## [ASSIGNED TASK]
Every record that follows is to be copied exactly, with the pictures omitted.

## [STORED DATA]
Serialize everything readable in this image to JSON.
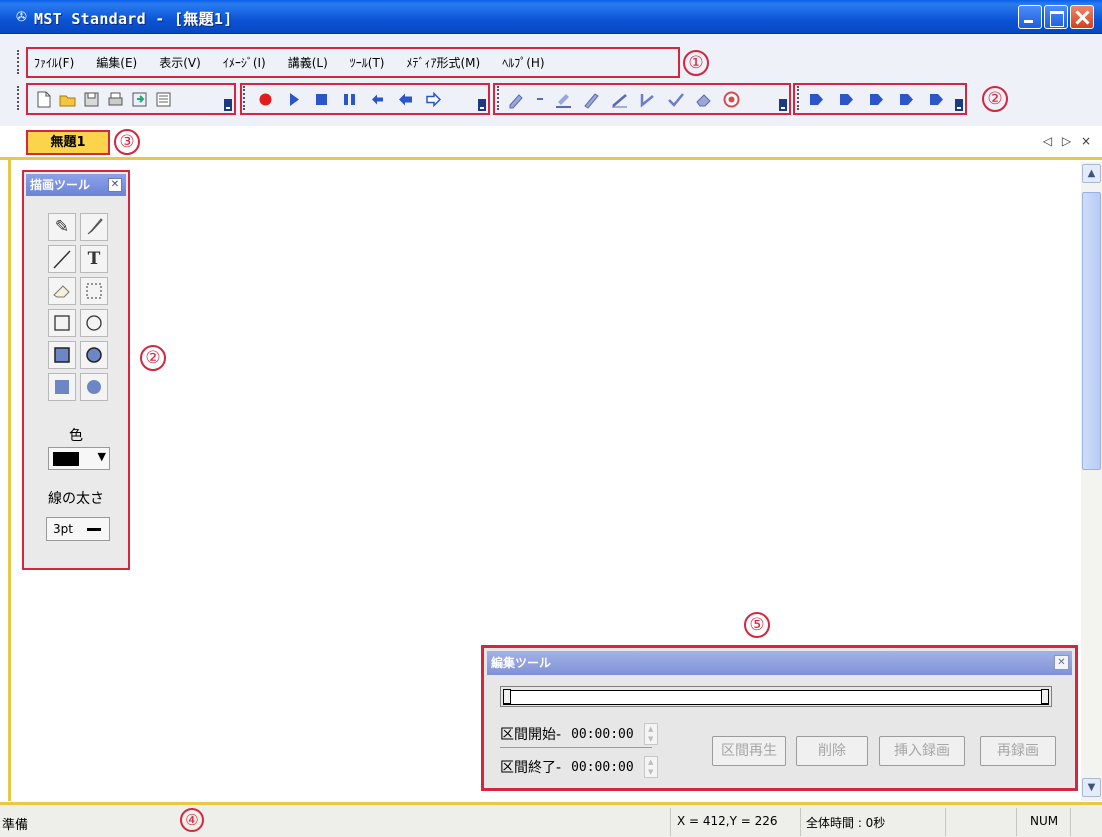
{
  "window": {
    "title": "MST Standard - [無題1]",
    "app_icon": "app-logo-icon"
  },
  "menu": {
    "items": [
      {
        "label": "ﾌｧｲﾙ(F)"
      },
      {
        "label": "編集(E)"
      },
      {
        "label": "表示(V)"
      },
      {
        "label": "ｲﾒｰｼﾞ(I)"
      },
      {
        "label": "講義(L)"
      },
      {
        "label": "ﾂｰﾙ(T)"
      },
      {
        "label": "ﾒﾃﾞｨｱ形式(M)"
      },
      {
        "label": "ﾍﾙﾌﾟ(H)"
      }
    ]
  },
  "toolbars": {
    "file": [
      "new-document-icon",
      "open-folder-icon",
      "save-icon",
      "print-icon",
      "import-icon",
      "properties-icon"
    ],
    "record": [
      "record-icon",
      "play-icon",
      "stop-icon",
      "pause-icon",
      "prev-icon",
      "back-icon",
      "forward-icon"
    ],
    "draw": [
      "pen-icon",
      "arrow-down-icon",
      "highlighter-icon",
      "pen-icon",
      "line-icon",
      "check-icon",
      "check-icon",
      "eraser-icon",
      "zoom-icon"
    ],
    "extra": [
      "slide-icon",
      "slide-icon",
      "slide-icon",
      "slide-icon",
      "slide-icon"
    ],
    "record_color": "#e01c1c",
    "accent_blue": "#2b55c8"
  },
  "annotations": {
    "menubar": "①",
    "toolbar": "②",
    "palette": "②",
    "tab": "③",
    "statusbar": "④",
    "editpanel": "⑤"
  },
  "tabs": {
    "active": "無題1",
    "nav": "◁ ▷ ×"
  },
  "draw_palette": {
    "title": "描画ツール",
    "tools": [
      {
        "icon": "pencil-icon",
        "glyph": "✎"
      },
      {
        "icon": "brush-icon",
        "glyph": "🖌"
      },
      {
        "icon": "line-icon",
        "glyph": "╱"
      },
      {
        "icon": "text-icon",
        "glyph": "T"
      },
      {
        "icon": "eraser-icon",
        "glyph": "⌫"
      },
      {
        "icon": "select-rect-icon",
        "glyph": "⬚"
      },
      {
        "icon": "rectangle-icon",
        "glyph": "□"
      },
      {
        "icon": "ellipse-icon",
        "glyph": "○"
      },
      {
        "icon": "filled-rectangle-icon",
        "glyph": "■"
      },
      {
        "icon": "filled-ellipse-icon",
        "glyph": "●"
      },
      {
        "icon": "solid-rectangle-icon",
        "glyph": "■"
      },
      {
        "icon": "solid-ellipse-icon",
        "glyph": "●"
      }
    ],
    "color_label": "色",
    "color_value": "#000000",
    "line_width_label": "線の太さ",
    "line_width_value": "3pt"
  },
  "edit_panel": {
    "title": "編集ツール",
    "range_start_label": "区間開始-",
    "range_start_value": "00:00:00",
    "range_end_label": "区間終了-",
    "range_end_value": "00:00:00",
    "buttons": {
      "play": "区間再生",
      "delete": "削除",
      "insert": "挿入録画",
      "rerecord": "再録画"
    }
  },
  "status": {
    "text": "準備",
    "coords": "X = 412,Y = 226",
    "total_time": "全体時間 :  0秒",
    "num": "NUM"
  }
}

## [YOUR RESPONSE]
Serialize everything readable in this image to JSON.
{
  "window": {
    "title": "MST Standard - [無題1]",
    "app_icon": "app-logo-icon"
  },
  "menu": {
    "items": [
      {
        "label": "ﾌｧｲﾙ(F)"
      },
      {
        "label": "編集(E)"
      },
      {
        "label": "表示(V)"
      },
      {
        "label": "ｲﾒｰｼﾞ(I)"
      },
      {
        "label": "講義(L)"
      },
      {
        "label": "ﾂｰﾙ(T)"
      },
      {
        "label": "ﾒﾃﾞｨｱ形式(M)"
      },
      {
        "label": "ﾍﾙﾌﾟ(H)"
      }
    ]
  },
  "toolbars": {
    "file": [
      "new-document-icon",
      "open-folder-icon",
      "save-icon",
      "print-icon",
      "import-icon",
      "properties-icon"
    ],
    "record": [
      "record-icon",
      "play-icon",
      "stop-icon",
      "pause-icon",
      "prev-icon",
      "back-icon",
      "forward-icon"
    ],
    "draw": [
      "pen-icon",
      "arrow-down-icon",
      "highlighter-icon",
      "pen-icon",
      "line-icon",
      "check-icon",
      "check-icon",
      "eraser-icon",
      "zoom-icon"
    ],
    "extra": [
      "slide-icon",
      "slide-icon",
      "slide-icon",
      "slide-icon",
      "slide-icon"
    ],
    "record_color": "#e01c1c",
    "accent_blue": "#2b55c8"
  },
  "annotations": {
    "menubar": "①",
    "toolbar": "②",
    "palette": "②",
    "tab": "③",
    "statusbar": "④",
    "editpanel": "⑤"
  },
  "tabs": {
    "active": "無題1",
    "nav": "◁ ▷ ×"
  },
  "draw_palette": {
    "title": "描画ツール",
    "tools": [
      {
        "icon": "pencil-icon",
        "glyph": "✎"
      },
      {
        "icon": "brush-icon",
        "glyph": "🖌"
      },
      {
        "icon": "line-icon",
        "glyph": "╱"
      },
      {
        "icon": "text-icon",
        "glyph": "T"
      },
      {
        "icon": "eraser-icon",
        "glyph": "⌫"
      },
      {
        "icon": "select-rect-icon",
        "glyph": "⬚"
      },
      {
        "icon": "rectangle-icon",
        "glyph": "□"
      },
      {
        "icon": "ellipse-icon",
        "glyph": "○"
      },
      {
        "icon": "filled-rectangle-icon",
        "glyph": "■"
      },
      {
        "icon": "filled-ellipse-icon",
        "glyph": "●"
      },
      {
        "icon": "solid-rectangle-icon",
        "glyph": "■"
      },
      {
        "icon": "solid-ellipse-icon",
        "glyph": "●"
      }
    ],
    "color_label": "色",
    "color_value": "#000000",
    "line_width_label": "線の太さ",
    "line_width_value": "3pt"
  },
  "edit_panel": {
    "title": "編集ツール",
    "range_start_label": "区間開始-",
    "range_start_value": "00:00:00",
    "range_end_label": "区間終了-",
    "range_end_value": "00:00:00",
    "buttons": {
      "play": "区間再生",
      "delete": "削除",
      "insert": "挿入録画",
      "rerecord": "再録画"
    }
  },
  "status": {
    "text": "準備",
    "coords": "X = 412,Y = 226",
    "total_time": "全体時間 :  0秒",
    "num": "NUM"
  }
}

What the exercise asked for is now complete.